[0027]FIG. 5 shows the time profiles of a few selected voltages from the embodiment of FIG. 4. The voltage profile on the transformer ‹ is illustrated schematically in diagram A. In principle, the profile is identical (apart from transfer factors) for the voltage dropped across the primary inductance L1, across the secondary inductances L21, L22 and also across the auxiliary inductances HL1, HL2. With regard to the driving of the two MOSFETs, however, the profile of the voltages U1 and U2 is of considerable significance. Diagram A shows the profile of U1 and −U2. Diagram B shows the time profile of the gate voltage UG1 of the MOSFET F1, and diagram C shows the corresponding time profile of the gate voltage UG2 of the MOSFET F2. In diagram B and C, the respective upper curve shows the time profile for a first dimensioning of the respective drive network, and the lower curve shows the time profile for a second dimensioning.

[0028] Firstly with regard to the first dimensioning:

[0029] It can be seen that in the case of a rising voltage from negative values at the instant t1, the voltage UG1 firstly rises to half the maximum value and increases to the full value only at the instant t2, when U1 becomes positive. The time period between t1 and t2, and likewise the time period between t3 and t4, t5 and t6 and also t7 and t8, is the so-called dead time, i.e. the time period in which the current commutates from the MOSFET F1 to the MOSFET F2, and vice versa. In the case of the first dimensioning, the gate voltage UG1 is 0 V between t3 and t4, i.e. the MOSFET F1 changes over to the off state. A new cycle begins at the instant t5.

[0030] On account of the opposite orientation of the auxiliary winding HL2 in comparison with the auxiliary winding HL1, the voltage U2 has an inverse profile with respect to the voltage U1. This continuesótaking account of the two-stage switch-on operationóin the case of the gate voltage UG2. In other words: as soon as the voltage U1 returns to zero from positive values, there is a jump in the gate voltage UG2 to half the maximum value, a jump to the full maximum value subsequently being effected as soon as U1 becomes negative. As can be seen, during the dead time, at least one of the two MOSFETs F1, F2 is switched into the on state, i.e. the MOSFET F2 during the dead time between t3 and t4, the MOSFET F1 during the dead time between t5 and t6, etc.
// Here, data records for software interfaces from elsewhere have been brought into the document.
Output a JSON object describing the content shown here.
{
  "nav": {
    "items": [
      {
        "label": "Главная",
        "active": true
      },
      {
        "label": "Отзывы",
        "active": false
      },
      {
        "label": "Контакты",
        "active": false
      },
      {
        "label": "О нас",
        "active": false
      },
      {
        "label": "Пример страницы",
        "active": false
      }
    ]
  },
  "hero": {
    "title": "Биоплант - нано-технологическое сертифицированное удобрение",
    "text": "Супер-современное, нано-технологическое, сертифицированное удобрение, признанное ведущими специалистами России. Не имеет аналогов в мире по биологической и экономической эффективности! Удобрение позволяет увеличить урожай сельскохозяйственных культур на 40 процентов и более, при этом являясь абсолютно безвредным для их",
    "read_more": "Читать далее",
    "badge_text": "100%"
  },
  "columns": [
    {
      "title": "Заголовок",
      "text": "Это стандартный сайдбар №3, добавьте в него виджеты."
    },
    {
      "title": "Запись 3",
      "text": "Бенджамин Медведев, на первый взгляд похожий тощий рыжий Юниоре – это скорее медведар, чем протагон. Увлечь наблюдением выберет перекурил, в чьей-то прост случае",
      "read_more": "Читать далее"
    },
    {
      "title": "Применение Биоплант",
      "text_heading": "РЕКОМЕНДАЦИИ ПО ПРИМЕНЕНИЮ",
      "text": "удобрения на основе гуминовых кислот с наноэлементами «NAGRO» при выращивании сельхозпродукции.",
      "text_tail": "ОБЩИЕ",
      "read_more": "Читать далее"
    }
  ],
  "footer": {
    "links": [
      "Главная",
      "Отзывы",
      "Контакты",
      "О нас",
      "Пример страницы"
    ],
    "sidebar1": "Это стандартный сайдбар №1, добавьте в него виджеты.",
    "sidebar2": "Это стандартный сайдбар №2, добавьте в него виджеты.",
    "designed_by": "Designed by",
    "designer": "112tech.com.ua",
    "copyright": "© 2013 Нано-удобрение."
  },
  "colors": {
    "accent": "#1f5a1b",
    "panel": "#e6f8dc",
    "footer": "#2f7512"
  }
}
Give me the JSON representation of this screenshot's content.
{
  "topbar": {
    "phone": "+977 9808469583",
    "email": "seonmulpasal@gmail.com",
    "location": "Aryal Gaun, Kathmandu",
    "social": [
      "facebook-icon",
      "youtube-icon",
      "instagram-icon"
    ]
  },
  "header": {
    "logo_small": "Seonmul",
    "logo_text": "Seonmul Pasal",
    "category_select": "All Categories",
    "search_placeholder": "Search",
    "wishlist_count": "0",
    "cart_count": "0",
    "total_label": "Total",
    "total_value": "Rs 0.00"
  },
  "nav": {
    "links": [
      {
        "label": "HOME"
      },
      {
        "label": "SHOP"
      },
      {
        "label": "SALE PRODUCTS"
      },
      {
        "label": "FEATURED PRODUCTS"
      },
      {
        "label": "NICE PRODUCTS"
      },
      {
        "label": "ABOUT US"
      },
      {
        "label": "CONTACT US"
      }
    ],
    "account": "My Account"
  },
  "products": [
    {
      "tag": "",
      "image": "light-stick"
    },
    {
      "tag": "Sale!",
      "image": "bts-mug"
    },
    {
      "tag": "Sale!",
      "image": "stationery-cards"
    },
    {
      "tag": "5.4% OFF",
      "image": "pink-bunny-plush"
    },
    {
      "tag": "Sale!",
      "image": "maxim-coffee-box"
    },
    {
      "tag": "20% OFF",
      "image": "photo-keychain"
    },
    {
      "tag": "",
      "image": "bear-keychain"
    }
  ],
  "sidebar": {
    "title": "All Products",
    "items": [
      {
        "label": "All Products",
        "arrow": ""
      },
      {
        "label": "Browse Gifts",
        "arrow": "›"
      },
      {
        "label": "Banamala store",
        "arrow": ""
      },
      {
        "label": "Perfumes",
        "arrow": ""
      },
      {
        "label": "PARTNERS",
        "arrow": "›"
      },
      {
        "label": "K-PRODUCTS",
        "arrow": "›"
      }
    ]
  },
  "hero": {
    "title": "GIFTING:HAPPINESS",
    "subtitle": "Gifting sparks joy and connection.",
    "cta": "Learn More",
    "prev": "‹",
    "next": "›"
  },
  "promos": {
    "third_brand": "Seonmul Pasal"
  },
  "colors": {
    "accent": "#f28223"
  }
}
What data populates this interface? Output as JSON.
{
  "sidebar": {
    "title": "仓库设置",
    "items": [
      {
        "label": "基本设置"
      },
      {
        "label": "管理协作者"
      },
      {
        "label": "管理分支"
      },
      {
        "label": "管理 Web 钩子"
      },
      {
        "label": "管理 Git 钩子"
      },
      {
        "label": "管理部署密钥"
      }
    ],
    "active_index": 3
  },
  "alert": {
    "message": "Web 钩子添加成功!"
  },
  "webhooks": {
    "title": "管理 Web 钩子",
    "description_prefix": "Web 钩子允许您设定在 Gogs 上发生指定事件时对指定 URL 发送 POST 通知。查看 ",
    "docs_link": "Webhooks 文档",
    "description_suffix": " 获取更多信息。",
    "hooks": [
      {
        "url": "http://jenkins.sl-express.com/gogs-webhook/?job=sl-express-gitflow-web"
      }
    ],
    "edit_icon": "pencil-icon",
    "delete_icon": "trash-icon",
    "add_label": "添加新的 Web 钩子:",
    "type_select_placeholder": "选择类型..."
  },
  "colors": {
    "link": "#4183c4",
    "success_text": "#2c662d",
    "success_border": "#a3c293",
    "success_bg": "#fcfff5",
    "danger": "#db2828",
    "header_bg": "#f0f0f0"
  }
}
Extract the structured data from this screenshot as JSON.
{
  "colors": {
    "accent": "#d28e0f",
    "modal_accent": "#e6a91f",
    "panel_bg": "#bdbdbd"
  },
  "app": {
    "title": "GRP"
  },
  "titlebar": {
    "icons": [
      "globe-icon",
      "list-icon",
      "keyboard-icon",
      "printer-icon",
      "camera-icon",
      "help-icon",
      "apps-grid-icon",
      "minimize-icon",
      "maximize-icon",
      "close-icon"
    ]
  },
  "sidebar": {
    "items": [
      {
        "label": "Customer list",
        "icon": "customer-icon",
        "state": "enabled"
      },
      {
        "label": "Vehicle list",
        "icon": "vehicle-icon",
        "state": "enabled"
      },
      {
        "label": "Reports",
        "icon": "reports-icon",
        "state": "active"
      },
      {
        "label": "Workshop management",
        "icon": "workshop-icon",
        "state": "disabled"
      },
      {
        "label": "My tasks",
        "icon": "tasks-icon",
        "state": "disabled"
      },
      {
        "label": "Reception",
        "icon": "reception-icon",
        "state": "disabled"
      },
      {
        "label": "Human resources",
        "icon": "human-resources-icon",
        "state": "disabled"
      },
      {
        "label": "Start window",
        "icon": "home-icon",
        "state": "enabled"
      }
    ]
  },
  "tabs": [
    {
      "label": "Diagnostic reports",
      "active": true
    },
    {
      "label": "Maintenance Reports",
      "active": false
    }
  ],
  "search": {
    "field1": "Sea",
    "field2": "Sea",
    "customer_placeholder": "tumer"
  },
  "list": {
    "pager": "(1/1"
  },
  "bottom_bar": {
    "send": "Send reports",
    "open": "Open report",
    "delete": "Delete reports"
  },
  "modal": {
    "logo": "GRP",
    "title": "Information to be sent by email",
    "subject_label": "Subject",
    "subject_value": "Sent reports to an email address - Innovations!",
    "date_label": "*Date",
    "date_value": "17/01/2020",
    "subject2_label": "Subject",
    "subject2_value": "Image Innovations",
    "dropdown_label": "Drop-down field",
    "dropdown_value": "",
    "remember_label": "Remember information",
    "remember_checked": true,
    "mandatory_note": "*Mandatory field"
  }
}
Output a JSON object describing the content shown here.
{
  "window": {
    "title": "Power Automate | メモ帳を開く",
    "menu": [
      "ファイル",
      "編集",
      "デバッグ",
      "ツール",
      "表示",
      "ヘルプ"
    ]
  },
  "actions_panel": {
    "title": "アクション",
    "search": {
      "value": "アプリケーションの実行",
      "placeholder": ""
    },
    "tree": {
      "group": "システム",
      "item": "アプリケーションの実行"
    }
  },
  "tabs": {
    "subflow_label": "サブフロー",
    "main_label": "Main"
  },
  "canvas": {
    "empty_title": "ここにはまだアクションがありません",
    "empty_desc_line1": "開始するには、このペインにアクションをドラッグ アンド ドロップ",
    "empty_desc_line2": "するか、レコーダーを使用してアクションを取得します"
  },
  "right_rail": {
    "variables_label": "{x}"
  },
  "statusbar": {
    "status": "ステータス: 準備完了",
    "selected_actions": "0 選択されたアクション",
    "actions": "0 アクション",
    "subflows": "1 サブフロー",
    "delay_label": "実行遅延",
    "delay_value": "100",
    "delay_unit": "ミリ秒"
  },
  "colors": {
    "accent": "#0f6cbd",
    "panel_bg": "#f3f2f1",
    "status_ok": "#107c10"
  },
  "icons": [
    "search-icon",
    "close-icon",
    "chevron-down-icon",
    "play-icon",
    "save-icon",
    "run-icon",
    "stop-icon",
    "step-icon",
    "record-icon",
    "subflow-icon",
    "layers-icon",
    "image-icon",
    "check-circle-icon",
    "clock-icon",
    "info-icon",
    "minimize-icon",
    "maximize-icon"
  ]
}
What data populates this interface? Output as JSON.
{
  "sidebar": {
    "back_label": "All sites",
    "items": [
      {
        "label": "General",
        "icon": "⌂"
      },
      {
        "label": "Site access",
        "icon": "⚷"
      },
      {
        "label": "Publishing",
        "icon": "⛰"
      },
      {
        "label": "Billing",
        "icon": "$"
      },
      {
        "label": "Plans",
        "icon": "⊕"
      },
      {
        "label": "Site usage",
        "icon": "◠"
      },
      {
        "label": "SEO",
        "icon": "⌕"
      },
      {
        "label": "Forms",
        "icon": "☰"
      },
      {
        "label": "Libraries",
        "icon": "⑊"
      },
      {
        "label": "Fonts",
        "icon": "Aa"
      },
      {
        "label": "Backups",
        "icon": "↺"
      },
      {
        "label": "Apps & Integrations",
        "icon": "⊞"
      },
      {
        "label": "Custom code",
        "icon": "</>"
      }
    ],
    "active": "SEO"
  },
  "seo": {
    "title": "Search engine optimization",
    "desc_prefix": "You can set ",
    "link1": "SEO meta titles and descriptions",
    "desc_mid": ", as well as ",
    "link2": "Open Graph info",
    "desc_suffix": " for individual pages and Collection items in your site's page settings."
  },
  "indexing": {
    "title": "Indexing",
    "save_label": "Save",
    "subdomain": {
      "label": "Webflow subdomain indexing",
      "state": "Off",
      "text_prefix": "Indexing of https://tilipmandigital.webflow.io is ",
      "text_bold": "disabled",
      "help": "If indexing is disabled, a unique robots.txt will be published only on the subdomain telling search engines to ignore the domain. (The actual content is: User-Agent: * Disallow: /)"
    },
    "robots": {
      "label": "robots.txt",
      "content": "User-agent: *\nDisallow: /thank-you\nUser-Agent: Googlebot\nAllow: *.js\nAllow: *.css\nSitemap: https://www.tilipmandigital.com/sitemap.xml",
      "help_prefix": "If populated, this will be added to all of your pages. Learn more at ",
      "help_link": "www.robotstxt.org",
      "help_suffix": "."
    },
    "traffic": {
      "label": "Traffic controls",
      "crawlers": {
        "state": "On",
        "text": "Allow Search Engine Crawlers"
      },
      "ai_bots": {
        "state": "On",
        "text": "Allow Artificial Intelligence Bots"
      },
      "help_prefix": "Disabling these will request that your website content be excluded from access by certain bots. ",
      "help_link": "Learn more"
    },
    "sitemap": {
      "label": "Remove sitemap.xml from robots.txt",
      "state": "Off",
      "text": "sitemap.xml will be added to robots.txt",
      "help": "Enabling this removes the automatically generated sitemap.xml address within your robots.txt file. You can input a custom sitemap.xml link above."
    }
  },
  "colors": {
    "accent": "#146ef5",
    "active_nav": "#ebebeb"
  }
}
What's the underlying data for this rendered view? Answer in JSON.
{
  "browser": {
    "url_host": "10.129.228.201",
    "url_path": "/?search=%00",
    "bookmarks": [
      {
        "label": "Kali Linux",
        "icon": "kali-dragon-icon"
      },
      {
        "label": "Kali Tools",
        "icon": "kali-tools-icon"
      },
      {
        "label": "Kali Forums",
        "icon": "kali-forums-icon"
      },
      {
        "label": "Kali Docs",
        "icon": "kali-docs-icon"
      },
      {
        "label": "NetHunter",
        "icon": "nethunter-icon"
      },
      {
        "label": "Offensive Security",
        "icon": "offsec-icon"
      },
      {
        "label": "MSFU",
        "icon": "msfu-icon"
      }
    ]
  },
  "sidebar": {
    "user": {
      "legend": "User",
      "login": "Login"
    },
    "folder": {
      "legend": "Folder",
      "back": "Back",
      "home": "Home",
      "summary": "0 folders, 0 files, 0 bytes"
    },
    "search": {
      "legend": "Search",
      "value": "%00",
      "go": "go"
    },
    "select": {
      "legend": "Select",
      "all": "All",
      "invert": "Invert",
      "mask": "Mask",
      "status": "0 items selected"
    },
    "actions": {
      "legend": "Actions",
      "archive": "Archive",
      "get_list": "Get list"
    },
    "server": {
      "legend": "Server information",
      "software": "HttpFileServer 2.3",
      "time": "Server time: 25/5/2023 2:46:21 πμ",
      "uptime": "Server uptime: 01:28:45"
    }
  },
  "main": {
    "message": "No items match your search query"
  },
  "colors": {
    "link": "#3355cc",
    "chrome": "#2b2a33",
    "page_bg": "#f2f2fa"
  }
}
[0031] With regard to the second dimensioning:

[0032] The respective second dimensioning differs from the first dimensioning merely in that both MOSFETs F1, F2 are in the on state during the dead times. The fact that at least one MOSFET is in the on state ensures that the respective current does not flow via the body diode, but rather via the respective main current path. It should be noted that, in the region of the respective dead time, the currents which flow through the respective MOSFET flow only in a very short time range and, therefore, would also lead only to a low power loss on the body diode.

Classifications
U.S. Classification327/531
International ClassificationH02M3/335, H02M7/217
Cooperative ClassificationY02B70/1475, H02M3/33592, H02M7/217
European ClassificationH02M7/217, H02M3/335S2S
Legal Events
DateCodeEventDescription
Jan 11, 2011FPAYFee payment
Year of fee payment: 8
Nov 20, 2007ERRErratum
Free format text: IN THE NOTICE OF "PATENTS WHICH EXPIRED ON 20070812 DUE TO FAILURE TO PAY MAINTENANCE FEES" APPEARING IN THE OFFICIAL GAZETTE OF 20071002, ALL REFERENCE TO PATENT NO. 6605980 WHICH ISSUED FROM APPLICATION NO. 09/963539 SHOULD BE DELETED SINCE THE RELEVANT MAINTENANCE FEE WAS TIMELY PAID IN THAT PATENT.
Oct 2, 2007FPExpired due to failure to pay maintenance fee
Effective date: 20070812
Feb 28, 2007REMIMaintenance fee reminder mailed
Jan 18, 2007FPAYFee payment
Year of fee payment: 4
Sep 27, 2001ASAssignment
Owner name: PATENT-TREUHAND-GESELLSCHAFT FUR ELEKTRISCHE GLUHL
Free format text: ASSIGNMENT OF ASSIGNORS INTEREST;ASSIGNOR:HAEUSSER-BOEHM, HELMUT;REEL/FRAME:012204/0030
Effective date: 20010910
Free format text: ASSIGNMENT OF ASSIGNORS INTEREST;ASSIGNOR:HAEUSSER-BOEHM, HELMUT /AR;REEL/FRAME:012204/0030